"The book questions a contemporary dilemma in which police legitimacy in enforcing the law and their proper role in the lives of citizens are questioned," said Jay Albanese, professor of criminal justice. "Changes are needed to address the essence of what the public wants from the police."
Long-term impacts set into motion during the pandemic continue to unfold in unforeseen ways, and this research promises to provide a framework for addressing structural issues. Chapters on police and justice system reform, housing security, business impacts, disaster response, education, immigration, vaccine distribution and more magnify focus on racial inequities and social injustice.
“The triple pandemic taught us important lessons about the consequences of letting structural inequality in our nation’s critical systems go unchecked," said Elsie Harper-Anderson, associate professor and Ph.D. program director. "This book helps to unpack the policy implications and makes recommendations to chart a more equitable path forward.”
“Emblematic of the Wilder School’s national reputation for advancing social equity analysis and remedies, this volume squarely examines pre-existing inequities magnified by COVID. Extremely accessible and timely, it’s more than a thought leadership resource — it’s a clarion call to action.”
– Susan Gooden, dean of the Wilder School
Explore the book chapters
1) Introduction—Why This Book? Why the Wilder School as the Launching Point? Why Now?; Susan T. Gooden , Elsie L. Harper-Anderson, and Jay S. Albanese
2) Unmasking Disaster Disparities and Inequality in Local Emergency Management; Hans Louis-Charles, Lemir Teron, Nakeina E. Douglas-Glenn, and Amidu Kalokoh
3) Racial Disparities in Pandemic Public Opinion: Findings From the Wilder School Commonwealth Poll; Brittany Keegan, Robyn D. McDougle, and RaJade M. Berry-James
4) Equity Partnerships in Action: Vaccines and Public Health; Lindsey L. Evans , Nakeina E. Douglas-Glenn, Susan T. Gooden, Janice B. Underwood, and Curtis C. Brown
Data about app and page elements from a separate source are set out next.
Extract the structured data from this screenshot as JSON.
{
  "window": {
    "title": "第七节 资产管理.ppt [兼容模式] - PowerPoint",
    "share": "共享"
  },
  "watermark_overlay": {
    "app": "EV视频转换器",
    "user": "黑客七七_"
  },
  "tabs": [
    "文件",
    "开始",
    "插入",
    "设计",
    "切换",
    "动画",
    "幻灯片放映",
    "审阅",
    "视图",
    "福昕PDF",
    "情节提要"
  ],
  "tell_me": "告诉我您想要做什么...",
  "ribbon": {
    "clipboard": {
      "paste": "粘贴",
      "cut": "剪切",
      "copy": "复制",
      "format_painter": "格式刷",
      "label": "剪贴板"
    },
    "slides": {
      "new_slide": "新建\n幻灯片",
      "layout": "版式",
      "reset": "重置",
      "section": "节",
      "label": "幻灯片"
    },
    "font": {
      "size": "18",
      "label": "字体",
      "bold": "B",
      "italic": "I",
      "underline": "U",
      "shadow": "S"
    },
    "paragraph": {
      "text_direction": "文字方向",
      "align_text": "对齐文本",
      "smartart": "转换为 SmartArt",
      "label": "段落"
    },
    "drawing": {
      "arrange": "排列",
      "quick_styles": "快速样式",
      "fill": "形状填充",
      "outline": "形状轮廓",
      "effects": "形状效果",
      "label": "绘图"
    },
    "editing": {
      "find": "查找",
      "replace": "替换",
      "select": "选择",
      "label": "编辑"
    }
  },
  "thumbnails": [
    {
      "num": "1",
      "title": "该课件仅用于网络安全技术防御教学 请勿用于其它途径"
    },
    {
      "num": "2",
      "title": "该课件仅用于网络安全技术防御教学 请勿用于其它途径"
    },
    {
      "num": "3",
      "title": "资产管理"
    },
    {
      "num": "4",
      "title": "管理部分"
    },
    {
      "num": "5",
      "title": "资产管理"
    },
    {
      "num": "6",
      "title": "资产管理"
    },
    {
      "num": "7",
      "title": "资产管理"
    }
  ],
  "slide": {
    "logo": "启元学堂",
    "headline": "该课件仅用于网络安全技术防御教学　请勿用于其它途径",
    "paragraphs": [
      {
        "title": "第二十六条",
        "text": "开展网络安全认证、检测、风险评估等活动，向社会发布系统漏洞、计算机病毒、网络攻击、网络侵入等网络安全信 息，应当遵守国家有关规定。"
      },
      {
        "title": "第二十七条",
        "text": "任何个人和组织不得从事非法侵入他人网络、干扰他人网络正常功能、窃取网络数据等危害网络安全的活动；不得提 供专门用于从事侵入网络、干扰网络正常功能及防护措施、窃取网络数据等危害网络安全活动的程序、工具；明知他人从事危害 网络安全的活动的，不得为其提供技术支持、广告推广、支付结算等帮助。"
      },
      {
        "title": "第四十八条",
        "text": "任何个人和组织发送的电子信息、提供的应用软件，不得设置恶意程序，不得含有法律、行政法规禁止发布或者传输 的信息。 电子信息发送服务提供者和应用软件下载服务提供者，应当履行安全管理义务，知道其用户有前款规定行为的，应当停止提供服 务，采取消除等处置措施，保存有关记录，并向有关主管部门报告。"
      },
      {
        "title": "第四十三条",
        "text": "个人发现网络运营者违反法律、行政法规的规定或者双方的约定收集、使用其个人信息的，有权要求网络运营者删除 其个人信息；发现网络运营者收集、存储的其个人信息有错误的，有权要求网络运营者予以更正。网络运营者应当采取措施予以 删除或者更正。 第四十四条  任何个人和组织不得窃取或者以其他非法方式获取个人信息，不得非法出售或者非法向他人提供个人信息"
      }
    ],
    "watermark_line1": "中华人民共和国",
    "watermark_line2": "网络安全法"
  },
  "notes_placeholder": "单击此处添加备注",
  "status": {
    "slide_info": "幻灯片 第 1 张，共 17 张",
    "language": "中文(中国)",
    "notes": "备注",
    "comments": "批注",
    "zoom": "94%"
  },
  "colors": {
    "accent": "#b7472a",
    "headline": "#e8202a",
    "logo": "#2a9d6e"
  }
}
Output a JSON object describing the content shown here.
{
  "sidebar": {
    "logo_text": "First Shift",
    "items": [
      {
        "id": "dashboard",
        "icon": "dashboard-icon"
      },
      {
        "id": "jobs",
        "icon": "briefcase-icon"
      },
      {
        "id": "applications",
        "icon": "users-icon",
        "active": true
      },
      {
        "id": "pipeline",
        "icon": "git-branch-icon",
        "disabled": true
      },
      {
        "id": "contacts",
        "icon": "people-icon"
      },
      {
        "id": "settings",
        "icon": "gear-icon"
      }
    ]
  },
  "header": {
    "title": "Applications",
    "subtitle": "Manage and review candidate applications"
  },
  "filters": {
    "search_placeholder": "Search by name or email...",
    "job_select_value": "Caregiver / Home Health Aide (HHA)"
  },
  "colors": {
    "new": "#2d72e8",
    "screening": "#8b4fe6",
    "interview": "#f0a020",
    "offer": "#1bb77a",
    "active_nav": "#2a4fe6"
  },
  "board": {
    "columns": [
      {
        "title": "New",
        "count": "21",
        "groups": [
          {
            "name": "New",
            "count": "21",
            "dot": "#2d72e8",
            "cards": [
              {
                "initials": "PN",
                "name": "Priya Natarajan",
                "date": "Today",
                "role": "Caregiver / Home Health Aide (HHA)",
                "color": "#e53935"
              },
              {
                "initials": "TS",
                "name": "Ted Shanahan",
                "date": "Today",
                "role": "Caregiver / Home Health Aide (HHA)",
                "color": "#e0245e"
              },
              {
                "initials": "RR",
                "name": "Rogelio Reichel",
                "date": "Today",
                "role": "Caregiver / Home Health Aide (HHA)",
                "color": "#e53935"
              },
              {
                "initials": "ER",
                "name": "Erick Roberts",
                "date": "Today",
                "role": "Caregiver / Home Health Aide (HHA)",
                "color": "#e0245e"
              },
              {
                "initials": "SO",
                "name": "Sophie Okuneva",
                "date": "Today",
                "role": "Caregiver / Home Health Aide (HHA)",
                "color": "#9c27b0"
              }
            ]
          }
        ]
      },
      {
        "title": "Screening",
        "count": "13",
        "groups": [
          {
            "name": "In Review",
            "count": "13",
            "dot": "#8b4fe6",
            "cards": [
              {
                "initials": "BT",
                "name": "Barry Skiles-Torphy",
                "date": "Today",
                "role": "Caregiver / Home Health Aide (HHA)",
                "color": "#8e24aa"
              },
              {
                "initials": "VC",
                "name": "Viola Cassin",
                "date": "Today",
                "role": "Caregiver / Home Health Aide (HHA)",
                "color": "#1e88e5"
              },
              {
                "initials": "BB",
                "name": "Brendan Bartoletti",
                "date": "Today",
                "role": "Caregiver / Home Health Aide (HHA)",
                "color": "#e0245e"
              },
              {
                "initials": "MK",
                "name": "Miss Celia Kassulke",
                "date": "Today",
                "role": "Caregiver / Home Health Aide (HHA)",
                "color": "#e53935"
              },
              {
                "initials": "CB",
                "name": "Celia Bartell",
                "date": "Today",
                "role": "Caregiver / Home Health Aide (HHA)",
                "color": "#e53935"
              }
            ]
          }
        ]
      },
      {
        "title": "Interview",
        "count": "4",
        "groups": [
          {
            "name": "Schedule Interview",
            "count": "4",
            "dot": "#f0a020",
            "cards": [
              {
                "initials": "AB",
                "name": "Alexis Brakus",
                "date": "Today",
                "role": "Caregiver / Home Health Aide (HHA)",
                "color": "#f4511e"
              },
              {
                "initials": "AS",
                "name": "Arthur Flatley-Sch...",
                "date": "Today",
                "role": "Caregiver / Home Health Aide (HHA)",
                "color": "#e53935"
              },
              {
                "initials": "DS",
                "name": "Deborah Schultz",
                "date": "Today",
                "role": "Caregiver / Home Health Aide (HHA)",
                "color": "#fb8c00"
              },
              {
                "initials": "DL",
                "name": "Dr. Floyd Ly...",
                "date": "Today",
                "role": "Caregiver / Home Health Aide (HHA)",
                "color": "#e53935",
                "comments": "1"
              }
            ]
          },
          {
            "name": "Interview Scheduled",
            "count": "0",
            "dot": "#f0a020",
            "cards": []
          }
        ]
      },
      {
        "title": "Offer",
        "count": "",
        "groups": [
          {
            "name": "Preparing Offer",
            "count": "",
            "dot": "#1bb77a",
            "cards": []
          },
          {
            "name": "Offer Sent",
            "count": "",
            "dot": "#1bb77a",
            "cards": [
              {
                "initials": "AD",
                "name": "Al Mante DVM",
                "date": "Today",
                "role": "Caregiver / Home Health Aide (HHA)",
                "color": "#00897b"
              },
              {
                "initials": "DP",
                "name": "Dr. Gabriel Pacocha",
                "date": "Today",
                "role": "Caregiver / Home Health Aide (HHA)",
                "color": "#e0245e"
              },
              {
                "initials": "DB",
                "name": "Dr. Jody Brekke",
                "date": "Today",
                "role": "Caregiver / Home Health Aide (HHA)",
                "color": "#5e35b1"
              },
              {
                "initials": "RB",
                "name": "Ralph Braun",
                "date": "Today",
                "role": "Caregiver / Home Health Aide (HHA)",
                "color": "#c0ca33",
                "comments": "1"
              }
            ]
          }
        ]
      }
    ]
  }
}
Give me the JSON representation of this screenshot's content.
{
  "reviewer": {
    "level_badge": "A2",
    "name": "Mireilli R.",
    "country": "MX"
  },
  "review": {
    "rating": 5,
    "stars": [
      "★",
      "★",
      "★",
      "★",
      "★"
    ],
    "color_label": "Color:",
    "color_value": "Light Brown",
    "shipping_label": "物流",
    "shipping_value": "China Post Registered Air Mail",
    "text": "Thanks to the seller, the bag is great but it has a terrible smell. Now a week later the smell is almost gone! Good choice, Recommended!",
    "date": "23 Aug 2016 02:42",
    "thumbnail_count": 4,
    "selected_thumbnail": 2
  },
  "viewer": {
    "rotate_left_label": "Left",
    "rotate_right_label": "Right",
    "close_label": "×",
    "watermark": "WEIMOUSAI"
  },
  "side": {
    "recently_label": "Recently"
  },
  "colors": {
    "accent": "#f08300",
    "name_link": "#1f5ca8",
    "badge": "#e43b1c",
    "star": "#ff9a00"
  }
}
5) Immigrant Equity and Lessons From the Triple Pandemic; Grant E. Rissler
6) Policing in America: Finding a Way Out of the Cycle of Scandal and Unfulfilled Reform; Jay S. Albanese and Chernoh Wurie
7) Demanding Change and Racial Justice : Public Protests and Demonstrations During the Covid-19 Pandemic; Steven Keener and William V. Pelfrey, Jr.
8) COVID-19, Race, and Justice: Implications for Reentry of Justice-Involved People (JIP) Going Forward; Christina Mancini and Frances G. Stadlin
9) The Impact of COVID-19 and the CARES Act on Black Workers and Black-Owned Businesses in Virginia; Elsie L. Harper-Anderson and Nathan Teklemariam
10) COVID-19 and Housing Instability: From Emergency Response to Longer-Term Transformation; Kathryn Howell , Benjamin F. Teresa, and Maria Dougherty
11) The COVID-19 Pandemic Response by Institutions of Higher Education: Negative Consequences for Black, Indigenous, and People of Color; Jacqueline Smith-Mason, RaJade M. Berry-James, and Blue E. Wooldridge
12) The Triple Pandemic and the Road Ahead; Elsie L. Harper-Anderson , Jay S. Albanese, and Susan T. Gooden